1978 would also see the introduction of another Dodge first: the light-duty diesel pickup. Powered by Mitsubishi’s 6DR5 4.0 L inline six-cylinder naturally-aspirated diesel, this engine was not only reliable but extremely efficient. Unfortunately, it sold poorly due to its lack of power, and today, it is one of the rarest Dodge trucks on the market.
1981 would see big changes with Dodge, which was struggling financially along with the rest of the Chrysler group. Once the infamous Lee Iaccoca took over in 1980, he immediately turned to the Dodge truck group and renamed the entire lineup to Dodge Ram.
Dodge Ram: The New Legend (1981 – 1993)
What Iaccoca did was not only reintroduce the Ram name back to Dodge (remember, Dodge utilized a Ram as a hood ornament up through the 1950s) but completely change the way trucks are configured and bought. He didn’t add options, he cut options, and began to streamline the entire lineup into a set of core trucks that nearly any truck fan would love. In addition, he bumped up quality and introduced better steel and better construction to the Ram.
Dodge Ram kept the naming convention from earlier trucks: D for 2WD, W for 4WD. Much like rival Ford, Dodge utilized 150 to indicate a half-ton truck, 250 for a three-quarter-ton, and 350 for a full ton. Cab sizes included a standard, club cab, and crew cab, along with either a 6.5 foot or 8-foot bed. Club cab would go on hiatus from 1982 to 1990, but all other cab sizes would continue to soldier on.
There was a wide selection of engines, and transmission available throughout the first-generation Ram years, but none is more significant than the 1989 introduction of the Cummins Diesel to the Dodge lineup. Available on the 250 or 350, the Cummins B series engine was a complete departure from the units available at Ford and Chevrolet. The B Series featured Direct Injection (vs. indirect injection), utilized a straight-six layout, and was aided by a turbocharger. Unlike the 1978 Mitsubishi sourced diesel, the Cummins offered a powerful option that truck buyers snapped up quickly. It was so popular that Dodge had trouble fulfilling orders for the first 2 years!
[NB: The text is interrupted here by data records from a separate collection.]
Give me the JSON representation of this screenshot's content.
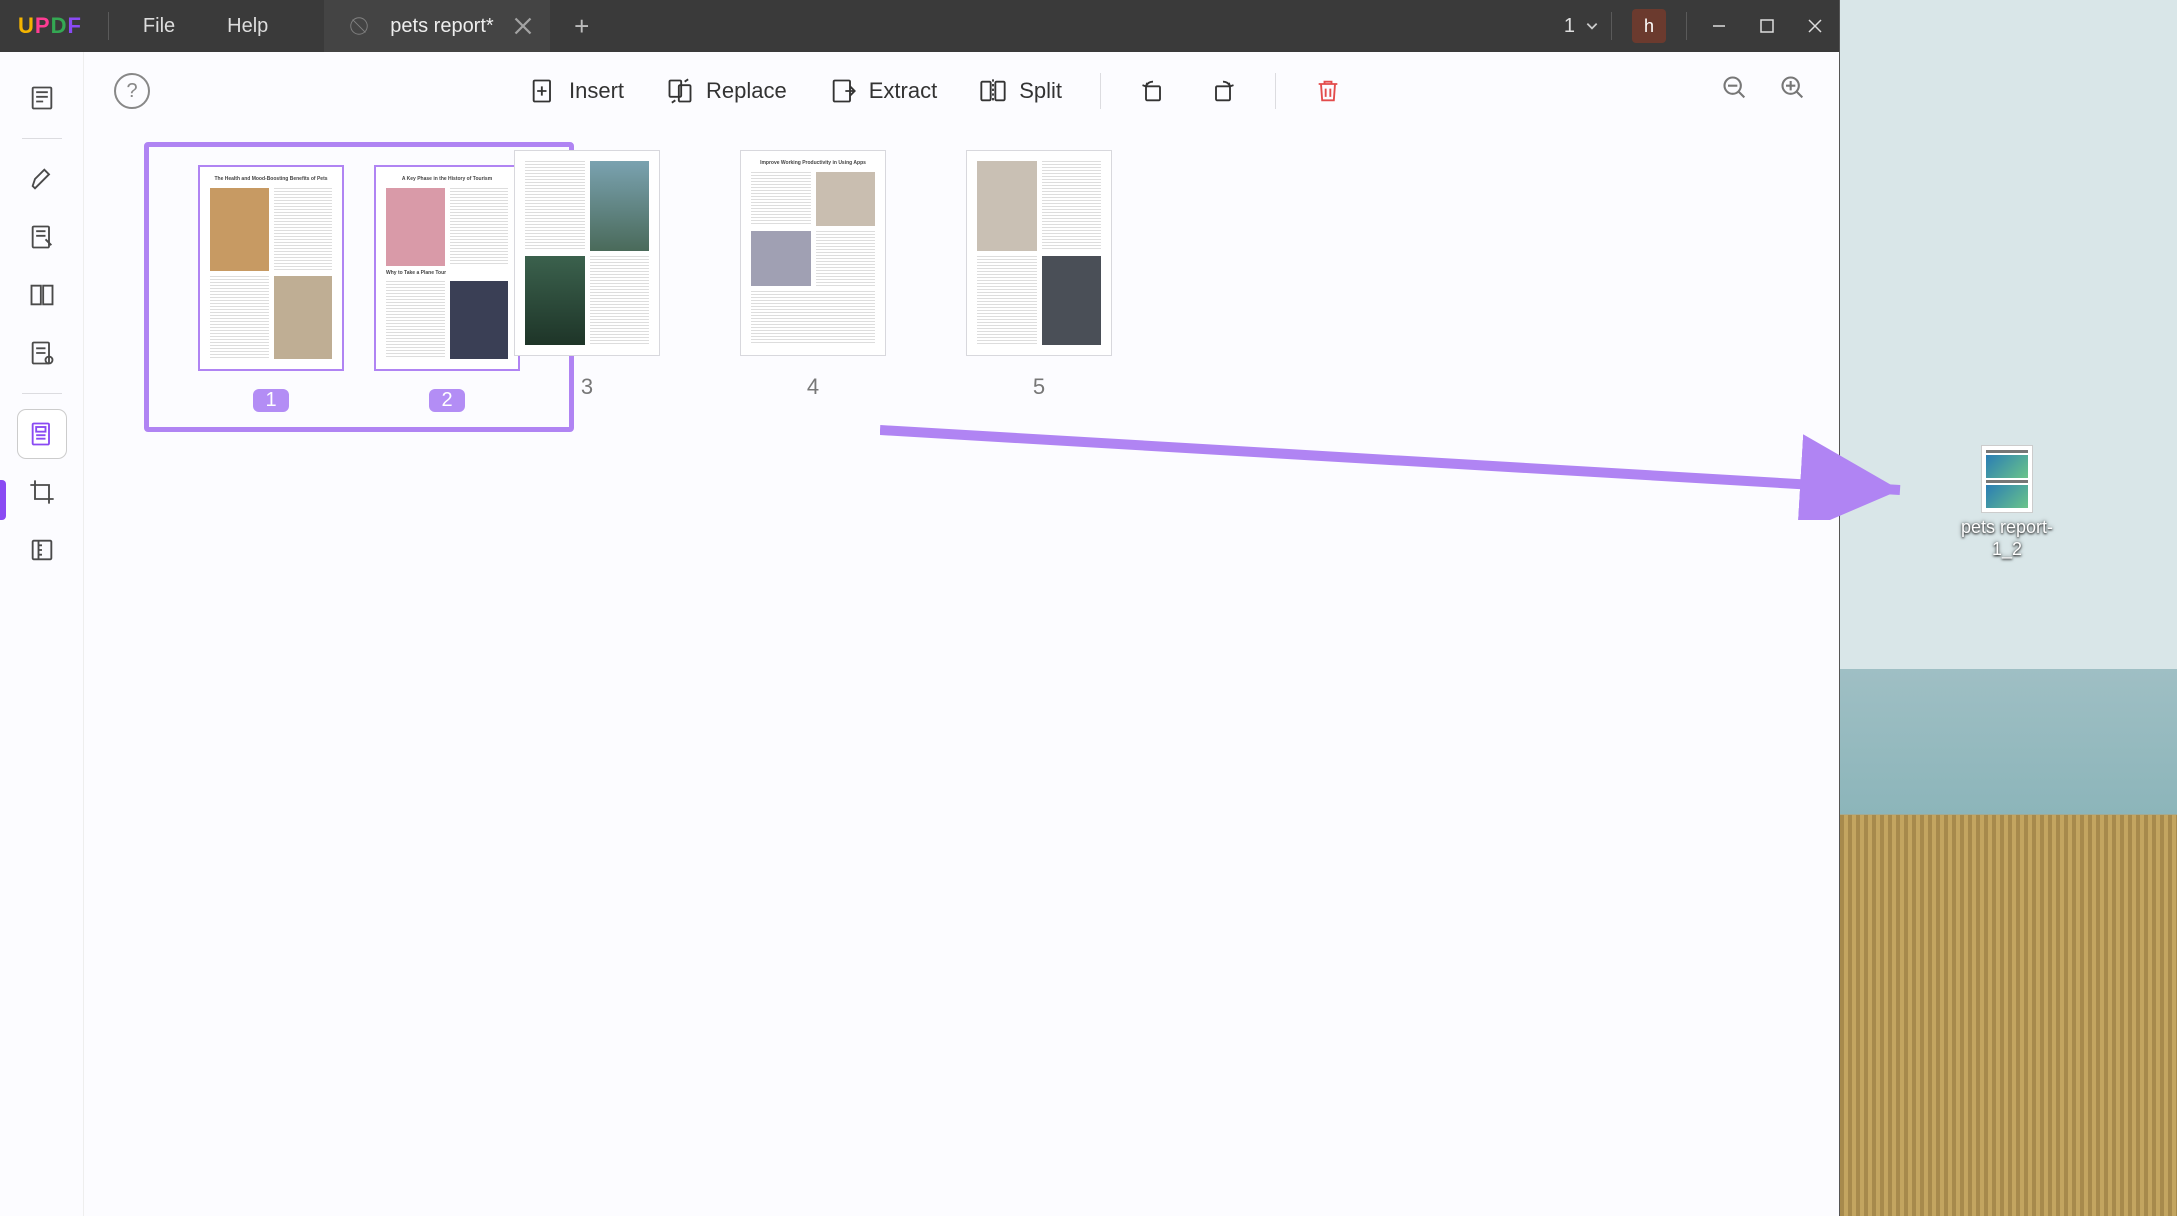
{
  "brand": {
    "u": "U",
    "p": "P",
    "d": "D",
    "f": "F"
  },
  "menu": {
    "file": "File",
    "help": "Help"
  },
  "tab": {
    "title": "pets report*"
  },
  "title_count": "1",
  "user_initial": "h",
  "toolbar": {
    "insert": "Insert",
    "replace": "Replace",
    "extract": "Extract",
    "split": "Split"
  },
  "pages": [
    {
      "num": "1",
      "title": "The Health and Mood-Boosting Benefits of Pets",
      "sel": true
    },
    {
      "num": "2",
      "title": "A Key Phase in the History of Tourism",
      "sel": true,
      "sub": "Why to Take a Plane Tour"
    },
    {
      "num": "3",
      "title": ""
    },
    {
      "num": "4",
      "title": "Improve Working Productivity in Using Apps"
    },
    {
      "num": "5",
      "title": ""
    }
  ],
  "desktop_file": "pets report-1_2"
}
1993 would spell the end of the legendary D – Series, and it would be replaced by a completely redesigned Ram truck that completely changed the truck game here in the states. The Ramcharger would also be discontinued in 1993, followed by its biggest rival, the classic Ford Bronco, in 1994.
Dodge Trucks The Velocity Way
At Velocity Modern Classics, there are few things we love more than a classic truck restoration.
We’ve had the opportunity to work on some amazing classic Dodge trucks over the years, including a D- Series Ram Cummins, and a 1972 Dodge D200 that is unlike anything else on the road. Velocity Restorations attention to detail brings classic truck builds from concept to completion with a level of fit and finish that is unparalleled in the classic vehicle restoration industry.
Much like Dodge, Velocity Modern Classics is an innovator in classic truck builds and classic car restorations. We’re always pushing the boundaries with what’s possible by turning classic Dodge trucks into Velocity Modern Classics. Beautifully designed, bespoke interiors with luxury appointments and state-of-the-art technology combine with modern performance and driveability that are worlds beyond anything offered in a stock classic Dodge truck.
If you can dream it, the team at Velocity Restorations can make your old Dodge truck into the Velocity modern classic of your dreams.